Multiple Messes: Mortgages, Foreclosures And The Banks

We're in the middle of multiple, housing-related messes. Here's a quick update.

First, there's the foreclosure mess — the one brought on by the revelation that mortgage companies improperly rushed through the paperwork on thousands of foreclosures.

Lenders have been suggesting this week that they're pushing through that one. Bank of America and GMAC Mortgage, two of the companies at the center of this particular mess, said that they were re-starting many of the foreclosures they suspended a few weeks ago. (GMAC is owned by Ally, a Planet Money sponsor.)

But the companies may not be through with this particular mess as quickly as they'd like.

Several federal agencies are investigating the big mortgage companies, this morning's WSJ noted this morning.

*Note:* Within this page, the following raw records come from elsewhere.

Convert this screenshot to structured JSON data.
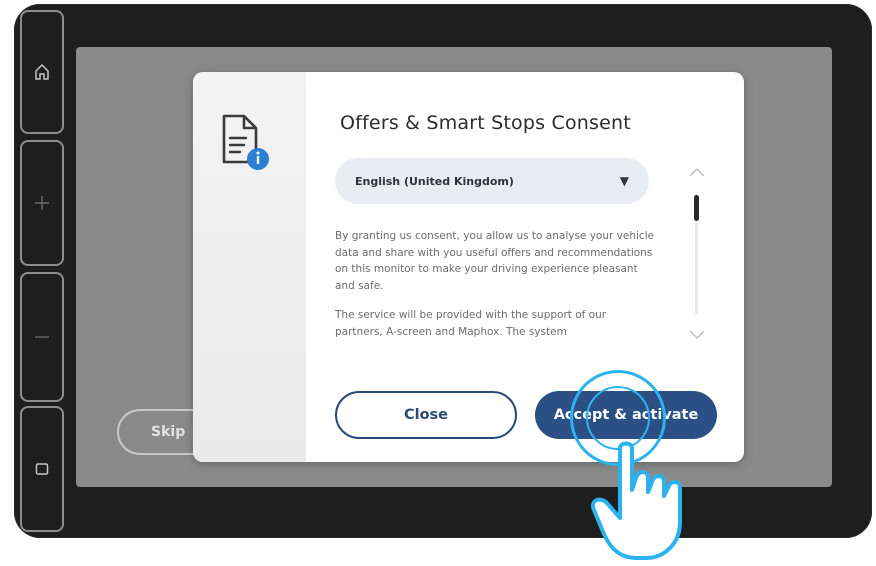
{
  "rail": {
    "icons": [
      "home-icon",
      "plus-icon",
      "minus-icon",
      "window-icon"
    ]
  },
  "background": {
    "skip_label": "Skip"
  },
  "dialog": {
    "title": "Offers & Smart Stops Consent",
    "language_select": {
      "value": "English (United Kingdom)"
    },
    "body_paragraphs": [
      "By granting us consent, you allow us to analyse your vehicle data and share with you useful offers and recommendations on this monitor to make your driving experience pleasant and safe.",
      "The service will be provided with the support of our partners, A-screen and Maphox. The system"
    ],
    "buttons": {
      "close": "Close",
      "accept": "Accept & activate"
    }
  },
  "colors": {
    "primary": "#2c4f86",
    "tap_highlight": "#2ab3ee",
    "info_badge": "#2d7fd3"
  }
}
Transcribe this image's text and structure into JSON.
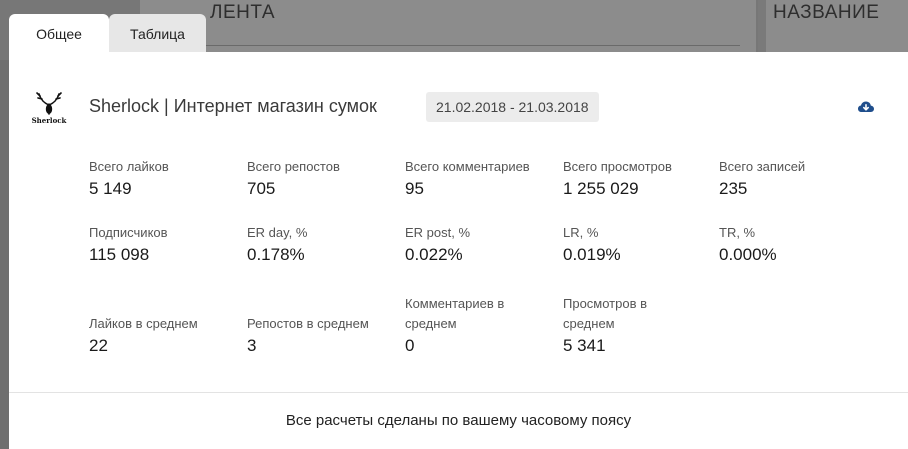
{
  "background": {
    "left_heading": "ЛЕНТА",
    "right_heading": "НАЗВАНИЕ"
  },
  "tabs": [
    {
      "label": "Общее",
      "active": true
    },
    {
      "label": "Таблица",
      "active": false
    }
  ],
  "community": {
    "logo_text": "Sherlock",
    "name": "Sherlock | Интернет магазин сумок",
    "date_range": "21.02.2018 - 21.03.2018"
  },
  "icons": {
    "download": "cloud-download-icon"
  },
  "colors": {
    "accent": "#1f4e8c",
    "overlay": "#6f6f6f"
  },
  "stats": {
    "row1": [
      {
        "label": "Всего лайков",
        "value": "5 149"
      },
      {
        "label": "Всего репостов",
        "value": "705"
      },
      {
        "label": "Всего комментариев",
        "value": "95"
      },
      {
        "label": "Всего просмотров",
        "value": "1 255 029"
      },
      {
        "label": "Всего записей",
        "value": "235"
      }
    ],
    "row2": [
      {
        "label": "Подписчиков",
        "value": "115 098"
      },
      {
        "label": "ER day, %",
        "value": "0.178%"
      },
      {
        "label": "ER post, %",
        "value": "0.022%"
      },
      {
        "label": "LR, %",
        "value": "0.019%"
      },
      {
        "label": "TR, %",
        "value": "0.000%"
      }
    ],
    "row3": [
      {
        "label": "Лайков в среднем",
        "value": "22"
      },
      {
        "label": "Репостов в среднем",
        "value": "3"
      },
      {
        "label": "Комментариев в среднем",
        "value": "0"
      },
      {
        "label": "Просмотров в среднем",
        "value": "5 341"
      }
    ]
  },
  "footer": {
    "note": "Все расчеты сделаны по вашему часовому поясу"
  }
}
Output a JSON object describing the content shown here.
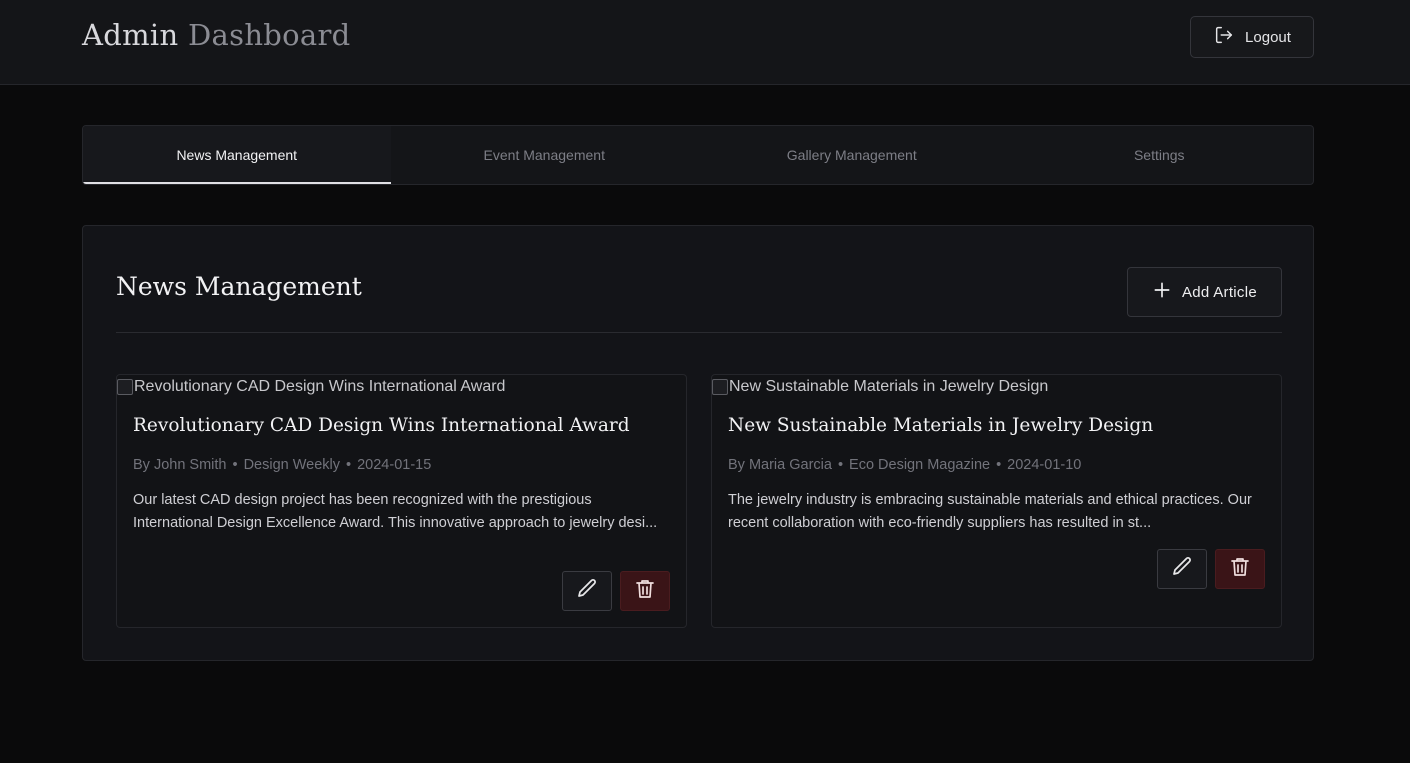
{
  "header": {
    "brand_word1": "Admin",
    "brand_word2": "Dashboard",
    "logout_label": "Logout",
    "logout_icon": "logout-icon"
  },
  "tabs": [
    {
      "label": "News Management",
      "active": true
    },
    {
      "label": "Event Management",
      "active": false
    },
    {
      "label": "Gallery Management",
      "active": false
    },
    {
      "label": "Settings",
      "active": false
    }
  ],
  "panel": {
    "title": "News Management",
    "add_label": "Add Article",
    "add_icon": "plus-icon"
  },
  "articles": [
    {
      "image_alt": "Revolutionary CAD Design Wins International Award",
      "title": "Revolutionary CAD Design Wins International Award",
      "author": "By John Smith",
      "source": "Design Weekly",
      "date": "2024-01-15",
      "excerpt": "Our latest CAD design project has been recognized with the prestigious International Design Excellence Award. This innovative approach to jewelry desi..."
    },
    {
      "image_alt": "New Sustainable Materials in Jewelry Design",
      "title": "New Sustainable Materials in Jewelry Design",
      "author": "By Maria Garcia",
      "source": "Eco Design Magazine",
      "date": "2024-01-10",
      "excerpt": "The jewelry industry is embracing sustainable materials and ethical practices. Our recent collaboration with eco-friendly suppliers has resulted in st..."
    }
  ],
  "meta_separator": "•",
  "colors": {
    "background": "#0a0a0b",
    "surface": "#141518",
    "delete_bg": "#3a1417",
    "delete_icon": "#e8b4b4"
  }
}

And that's on top of the ongoing investigation by attorneys general in all 50 states.

There's also a mortgage-bond mess that's separate from the foreclosure mess.

The basic idea here is that companies that put together mortgage bonds (like Toxie) during the housing boom overstated the quality of the mortgages, or didn't do everything they were supposed to to make sure the loans were sound.

When that happens, investors can force the banks to buy back the bonds.

This has been going on for a while, but it jumped into the news this week when a bunch of investors — including the New York Fed — sent a letter to Bank of America, calling on the bank to buy back billions of dollars in bonds.

In a conference call yesterday, B of A's CEO said the company would fight the request — even if it meant going through each of the thousands of mortgages in contention.

"It's loan by loan, and we have the resources to deploy in that kind of review," the CEO said on a conference call. "We have thousands of people who are willing to stand and look at these loans."